“This has been a scary start to life for Fuzzy’s foal but there shouldn’t be any long-term damage and she should go on to be a strong, healthy foal,” Frost said.
Name suggestions invited
To celebrate the foal’s survival, and as a way of saying thank you to its supporters, the charity is inviting the public to suggest names for the little one, who has the protection of Sanctuary for the rest of her life. A name will be chosen at random and announced on Monday, May 18.
Since the coronavirus crisis, the charity has seen a significant reduction in income. Its special appeal has raised more than £23,000 so far but equines are costly animals to care for, especially in complex cases like this.
Chief Executive Sarah Jane Williamson said reaching the 1000th rescue was a stark reminder of the specialist care the charity must still provide.

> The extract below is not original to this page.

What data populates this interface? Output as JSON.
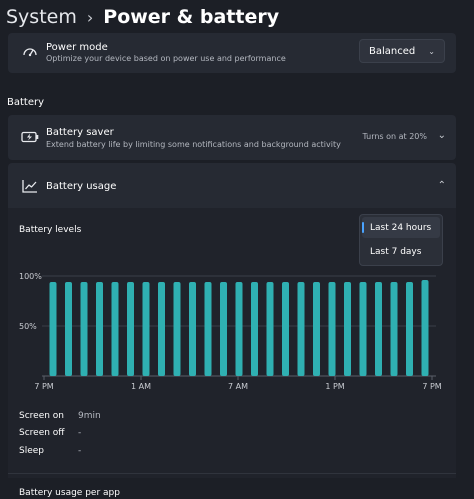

“Fuzzy Bear’s foal is doing well now, but only thanks to the lifesaving treatment she received in our care and with the help of the veterinary teams. We thank everyone for their donations and messages of support recently, and we want Fuzzy’s Bear’s foal to be named by our supporters to demonstrate our heartfelt appreciation.
“We knew complications were more likely with our recent foals, as all their mothers were rescued from a case where the owner was prosecuted for causing unnecessary suffering to animals,” Williamson said.
She said the charity’s work to rescue, rehabilitate and retrain horses and ponies who have experienced neglect and abuse has changed considerably in recent years, with the rise in the intake of groups of horses and ponies from difficult and complex rescue situations, often in collaboration with other charities.
Today, it is responsible for the lifelong care of 671 equines, with 225 cared for at its sanctuaries in Devon and 446 on loan to carers. In 2019, The Mare and Foal Sanctuary took in 50 horses and ponies.
• Fuzzy Bear arrived at the Sanctuary with Lotte and Taylor. Lotte gave birth to Lio on April 23 and the birth was captured on film. Taylor’s foal, named Tulip, was born on April 25.